4. Grip your opponent

By gripping an opponent early, you can pre-empt competition. Alternatively, you can build relationships with rivals that limit their room for movement. Both options undercut the market leader’s ability to attack you in the future and reduce the chances of a near-term battle.

Ways to grip your opponent include:

  • Giving them a stake in your success through partnerships, joint ventures or equity deals; and
  • Offering them your services through a white-labelling arrangement.

5. Avoid tit-for-tat

No matter how well, or for how long, you keep your rivals at bay, if you’ve been successful in the movement phase of judo strategy, sooner or later, they’ll mount a fightback. This is where balance comes in.

Avoid the instinct to match your opponent’s every move as you may find yourself getting locked in a war of attrition with escalating responses. The superior approach is to:

  • Understand which of your rival’s tactics work and which are merely marketing ploys;
  • Separate their compelling propositions from the mere chaff;
  • Decide which of their initiatives you can match without getting bogged down; and
  • Craft counter-attacks which play into your organisation’s own strengths.

6. Practice ukemi

In judo, ukemi is the technique of falling safely and with minimal loss of advantage in order to return to the fight in the best possible shape. So, if you have a temporary or partial defeat, aim to follow your opponent’s momentum rather than resist it and risk losing control.

However skilled you become as a strategist, you’re unlikely to win every skirmish. However, losing a battle need not mean losing the wider war. By refusing to fight a losing battle and beating a strategic retreat, you can conserve your resources, regroup and equip your organisation for future confrontations.

7. Leverage your opponent’s assets, partners and competitors

The threat of a direct attack from the market leader, or any other competitor, will always be present. Be ready for it by having a plan in place to undermine their strengths.

One way of doing this is to leverage your competitor’s assets, partners and competitors.

Aim to turn anything that represents a significant investment for your competitor into a barrier to change. By leveraging their assets, you can transform a competitor’s strengths into sources of weakness. By leveraging their partners, you can turn an opponent’s allies into inhibitors of tactical response. And, by leveraging your opponent’s competitors, you’re challenging them to cooperate with its enemies.

Your competitors’ network of suppliers and distributors will be significant source of strength for them. However, by exploiting differences among these networks, you can turn these partners into false friends of your rivals. Creating situations where old allies’ interests become misaligned can set these businesses at odds with each other. This could be as simple as:

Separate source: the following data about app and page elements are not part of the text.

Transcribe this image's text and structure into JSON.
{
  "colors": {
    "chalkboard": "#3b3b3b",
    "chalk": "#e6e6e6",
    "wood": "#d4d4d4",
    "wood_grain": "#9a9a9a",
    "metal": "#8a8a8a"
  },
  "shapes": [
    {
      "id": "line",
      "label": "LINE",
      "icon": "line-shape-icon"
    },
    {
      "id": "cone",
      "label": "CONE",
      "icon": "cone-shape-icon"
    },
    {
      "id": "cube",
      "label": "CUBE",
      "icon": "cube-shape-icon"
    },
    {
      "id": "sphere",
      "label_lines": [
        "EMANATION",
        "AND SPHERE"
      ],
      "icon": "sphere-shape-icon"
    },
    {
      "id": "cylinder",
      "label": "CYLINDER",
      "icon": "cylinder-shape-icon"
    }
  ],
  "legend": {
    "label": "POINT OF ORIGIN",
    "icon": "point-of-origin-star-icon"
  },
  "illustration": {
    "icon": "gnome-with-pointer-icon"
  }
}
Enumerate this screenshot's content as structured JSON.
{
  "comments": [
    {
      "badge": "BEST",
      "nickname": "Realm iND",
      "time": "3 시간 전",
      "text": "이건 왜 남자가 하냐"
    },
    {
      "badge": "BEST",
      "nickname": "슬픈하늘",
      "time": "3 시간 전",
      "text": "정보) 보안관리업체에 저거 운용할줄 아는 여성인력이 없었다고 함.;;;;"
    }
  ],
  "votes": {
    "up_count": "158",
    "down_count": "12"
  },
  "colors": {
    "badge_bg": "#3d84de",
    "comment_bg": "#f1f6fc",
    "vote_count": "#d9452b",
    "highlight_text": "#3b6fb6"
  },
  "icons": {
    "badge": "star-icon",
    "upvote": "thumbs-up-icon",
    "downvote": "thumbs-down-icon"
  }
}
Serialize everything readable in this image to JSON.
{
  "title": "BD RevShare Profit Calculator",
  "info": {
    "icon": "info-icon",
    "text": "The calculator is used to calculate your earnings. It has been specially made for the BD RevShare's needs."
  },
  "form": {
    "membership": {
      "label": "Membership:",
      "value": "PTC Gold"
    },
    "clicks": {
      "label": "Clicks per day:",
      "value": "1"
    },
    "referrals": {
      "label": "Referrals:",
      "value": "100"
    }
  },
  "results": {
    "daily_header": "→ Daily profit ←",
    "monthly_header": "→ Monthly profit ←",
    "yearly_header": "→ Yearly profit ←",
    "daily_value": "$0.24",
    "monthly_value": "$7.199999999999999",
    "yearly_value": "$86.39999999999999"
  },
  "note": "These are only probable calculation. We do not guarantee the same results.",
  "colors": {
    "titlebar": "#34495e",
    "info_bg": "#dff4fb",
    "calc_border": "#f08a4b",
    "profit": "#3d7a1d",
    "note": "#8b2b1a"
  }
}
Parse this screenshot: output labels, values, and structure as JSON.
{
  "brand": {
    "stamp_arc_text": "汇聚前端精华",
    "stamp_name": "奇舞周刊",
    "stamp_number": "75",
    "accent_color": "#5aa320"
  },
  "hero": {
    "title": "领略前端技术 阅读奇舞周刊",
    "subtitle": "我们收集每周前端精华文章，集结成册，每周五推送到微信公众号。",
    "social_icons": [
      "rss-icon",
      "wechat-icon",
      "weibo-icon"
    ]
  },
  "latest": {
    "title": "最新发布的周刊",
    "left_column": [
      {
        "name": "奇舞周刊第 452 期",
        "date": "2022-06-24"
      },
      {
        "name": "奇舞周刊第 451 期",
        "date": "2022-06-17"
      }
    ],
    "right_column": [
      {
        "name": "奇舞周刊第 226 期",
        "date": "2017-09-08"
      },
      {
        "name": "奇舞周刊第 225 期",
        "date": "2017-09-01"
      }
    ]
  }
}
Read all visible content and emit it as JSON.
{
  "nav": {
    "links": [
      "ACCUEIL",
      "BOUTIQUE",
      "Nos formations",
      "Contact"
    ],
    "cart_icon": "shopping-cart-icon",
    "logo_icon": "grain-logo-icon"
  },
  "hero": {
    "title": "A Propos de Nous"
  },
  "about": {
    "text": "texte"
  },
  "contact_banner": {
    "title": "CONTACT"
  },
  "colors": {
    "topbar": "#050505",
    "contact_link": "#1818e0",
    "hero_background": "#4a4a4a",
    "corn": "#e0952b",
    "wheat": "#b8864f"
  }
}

  • Adding value on top of your rival’s products;
  • Building service coalitions; or
  • Serving as a distributor.

All these seven techniques can be effective on their own. However, the most effective judo strategists use them in combination. This does, of course, call for mastery of a large portfolio of techniques and a readiness to learn new ways to win.

This article is not a definitive account of judo strategy, as it takes deep understanding and learning over a long period to capture the full richness of this approach. Similarly, there’s no easy formula that fits every situation. Judo strategy demands discipline, creativity and the flexibility to mix and match techniques.


Smaller business can compete – and win – against larger, more established rivals in the market. By using skill and speed they can trump size and strength. Judo business strategy provides a range of techniques, each of which can give the smaller organisation the edge over a larger rival. However, the real benefits of judo strategy come when they’re combined in a balanced way appropriate to each individual challenge. Mastering these techniques takes time, but pays handsome dividends.